### Exercise objective
Copy out all the lines of the data that hold the word "high".

-------- Data for processing

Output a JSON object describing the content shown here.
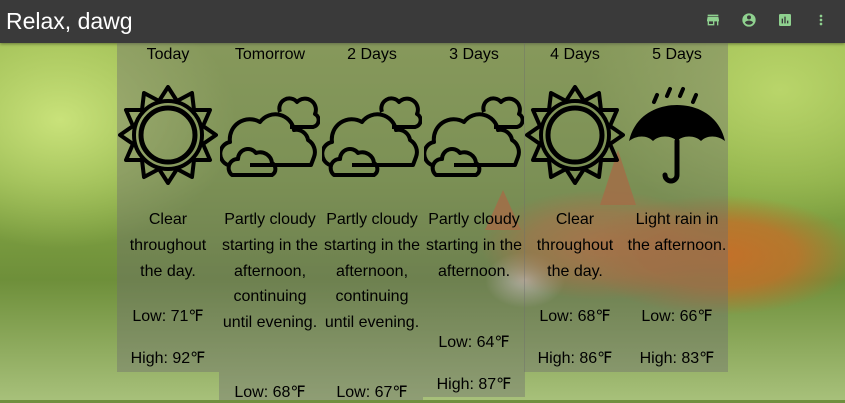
{
  "app": {
    "title": "Relax, dawg",
    "accent": "#8fd18f",
    "toolbar_icons": [
      "store-icon",
      "account-circle-icon",
      "chart-icon",
      "more-vert-icon"
    ]
  },
  "forecast": [
    {
      "day": "Today",
      "icon": "sun-icon",
      "desc": "Clear throughout the day.",
      "low": "Low: 71℉",
      "high": "High: 92℉"
    },
    {
      "day": "Tomorrow",
      "icon": "partly-cloudy-icon",
      "desc": "Partly cloudy starting in the afternoon, continuing until evening.",
      "low": "Low: 68℉",
      "high": ""
    },
    {
      "day": "2 Days",
      "icon": "partly-cloudy-icon",
      "desc": "Partly cloudy starting in the afternoon, continuing until evening.",
      "low": "Low: 67℉",
      "high": ""
    },
    {
      "day": "3 Days",
      "icon": "partly-cloudy-icon",
      "desc": "Partly cloudy starting in the afternoon.",
      "low": "Low: 64℉",
      "high": "High: 87℉"
    },
    {
      "day": "4 Days",
      "icon": "sun-icon",
      "desc": "Clear throughout the day.",
      "low": "Low: 68℉",
      "high": "High: 86℉"
    },
    {
      "day": "5 Days",
      "icon": "umbrella-rain-icon",
      "desc": "Light rain in the afternoon.",
      "low": "Low: 66℉",
      "high": "High: 83℉"
    }
  ]
}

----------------

### Expected answer
      "high": "High: 92℉"
      "high": ""
      "high": ""
      "high": "High: 87℉"
      "high": "High: 86℉"
      "high": "High: 83℉"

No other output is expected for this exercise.